Data for review: Begin

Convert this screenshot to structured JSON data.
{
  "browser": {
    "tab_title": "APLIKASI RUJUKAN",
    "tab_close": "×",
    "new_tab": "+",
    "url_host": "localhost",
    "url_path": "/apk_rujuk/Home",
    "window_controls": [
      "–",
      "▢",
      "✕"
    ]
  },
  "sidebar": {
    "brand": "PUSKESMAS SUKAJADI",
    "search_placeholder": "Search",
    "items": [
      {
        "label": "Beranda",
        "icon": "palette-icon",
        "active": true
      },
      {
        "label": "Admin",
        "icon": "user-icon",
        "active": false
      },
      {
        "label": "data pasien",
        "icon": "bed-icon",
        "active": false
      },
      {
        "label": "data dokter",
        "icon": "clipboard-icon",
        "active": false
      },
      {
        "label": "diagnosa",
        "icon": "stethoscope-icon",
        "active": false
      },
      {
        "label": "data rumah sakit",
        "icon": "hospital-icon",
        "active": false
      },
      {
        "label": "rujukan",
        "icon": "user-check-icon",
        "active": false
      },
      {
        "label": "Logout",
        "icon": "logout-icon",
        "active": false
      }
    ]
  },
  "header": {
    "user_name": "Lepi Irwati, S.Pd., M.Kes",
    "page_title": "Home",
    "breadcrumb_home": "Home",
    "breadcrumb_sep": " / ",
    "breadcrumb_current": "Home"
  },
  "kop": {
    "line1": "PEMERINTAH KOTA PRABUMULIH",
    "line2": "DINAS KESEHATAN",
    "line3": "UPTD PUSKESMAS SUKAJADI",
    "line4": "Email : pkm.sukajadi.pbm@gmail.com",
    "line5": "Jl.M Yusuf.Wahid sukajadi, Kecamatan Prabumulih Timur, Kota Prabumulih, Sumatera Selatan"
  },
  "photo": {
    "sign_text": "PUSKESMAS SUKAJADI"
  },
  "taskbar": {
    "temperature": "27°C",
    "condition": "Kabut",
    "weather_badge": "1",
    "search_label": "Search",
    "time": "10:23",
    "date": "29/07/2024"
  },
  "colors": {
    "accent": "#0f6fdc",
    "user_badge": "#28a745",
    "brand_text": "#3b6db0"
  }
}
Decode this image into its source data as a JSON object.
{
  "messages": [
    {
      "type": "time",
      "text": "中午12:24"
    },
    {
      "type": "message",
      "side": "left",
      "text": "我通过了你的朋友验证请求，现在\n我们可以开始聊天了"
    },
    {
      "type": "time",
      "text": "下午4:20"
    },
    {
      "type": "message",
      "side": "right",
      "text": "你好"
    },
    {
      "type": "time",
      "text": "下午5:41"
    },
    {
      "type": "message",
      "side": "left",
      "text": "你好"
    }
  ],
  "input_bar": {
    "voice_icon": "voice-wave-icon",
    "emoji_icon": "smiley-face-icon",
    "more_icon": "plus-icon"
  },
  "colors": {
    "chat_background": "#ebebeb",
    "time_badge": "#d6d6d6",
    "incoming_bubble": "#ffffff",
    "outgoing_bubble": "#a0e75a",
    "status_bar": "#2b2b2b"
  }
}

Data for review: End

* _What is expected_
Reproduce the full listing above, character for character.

* _Answer to this exercise_
Convert this screenshot to structured JSON data.
{
  "browser": {
    "tab_title": "APLIKASI RUJUKAN",
    "tab_close": "×",
    "new_tab": "+",
    "url_host": "localhost",
    "url_path": "/apk_rujuk/Home",
    "window_controls": [
      "–",
      "▢",
      "✕"
    ]
  },
  "sidebar": {
    "brand": "PUSKESMAS SUKAJADI",
    "search_placeholder": "Search",
    "items": [
      {
        "label": "Beranda",
        "icon": "palette-icon",
        "active": true
      },
      {
        "label": "Admin",
        "icon": "user-icon",
        "active": false
      },
      {
        "label": "data pasien",
        "icon": "bed-icon",
        "active": false
      },
      {
        "label": "data dokter",
        "icon": "clipboard-icon",
        "active": false
      },
      {
        "label": "diagnosa",
        "icon": "stethoscope-icon",
        "active": false
      },
      {
        "label": "data rumah sakit",
        "icon": "hospital-icon",
        "active": false
      },
      {
        "label": "rujukan",
        "icon": "user-check-icon",
        "active": false
      },
      {
        "label": "Logout",
        "icon": "logout-icon",
        "active": false
      }
    ]
  },
  "header": {
    "user_name": "Lepi Irwati, S.Pd., M.Kes",
    "page_title": "Home",
    "breadcrumb_home": "Home",
    "breadcrumb_sep": " / ",
    "breadcrumb_current": "Home"
  },
  "kop": {
    "line1": "PEMERINTAH KOTA PRABUMULIH",
    "line2": "DINAS KESEHATAN",
    "line3": "UPTD PUSKESMAS SUKAJADI",
    "line4": "Email : pkm.sukajadi.pbm@gmail.com",
    "line5": "Jl.M Yusuf.Wahid sukajadi, Kecamatan Prabumulih Timur, Kota Prabumulih, Sumatera Selatan"
  },
  "photo": {
    "sign_text": "PUSKESMAS SUKAJADI"
  },
  "taskbar": {
    "temperature": "27°C",
    "condition": "Kabut",
    "weather_badge": "1",
    "search_label": "Search",
    "time": "10:23",
    "date": "29/07/2024"
  },
  "colors": {
    "accent": "#0f6fdc",
    "user_badge": "#28a745",
    "brand_text": "#3b6db0"
  }
}
Decode this image into its source data as a JSON object.
{
  "messages": [
    {
      "type": "time",
      "text": "中午12:24"
    },
    {
      "type": "message",
      "side": "left",
      "text": "我通过了你的朋友验证请求，现在\n我们可以开始聊天了"
    },
    {
      "type": "time",
      "text": "下午4:20"
    },
    {
      "type": "message",
      "side": "right",
      "text": "你好"
    },
    {
      "type": "time",
      "text": "下午5:41"
    },
    {
      "type": "message",
      "side": "left",
      "text": "你好"
    }
  ],
  "input_bar": {
    "voice_icon": "voice-wave-icon",
    "emoji_icon": "smiley-face-icon",
    "more_icon": "plus-icon"
  },
  "colors": {
    "chat_background": "#ebebeb",
    "time_badge": "#d6d6d6",
    "incoming_bubble": "#ffffff",
    "outgoing_bubble": "#a0e75a",
    "status_bar": "#2b2b2b"
  }
}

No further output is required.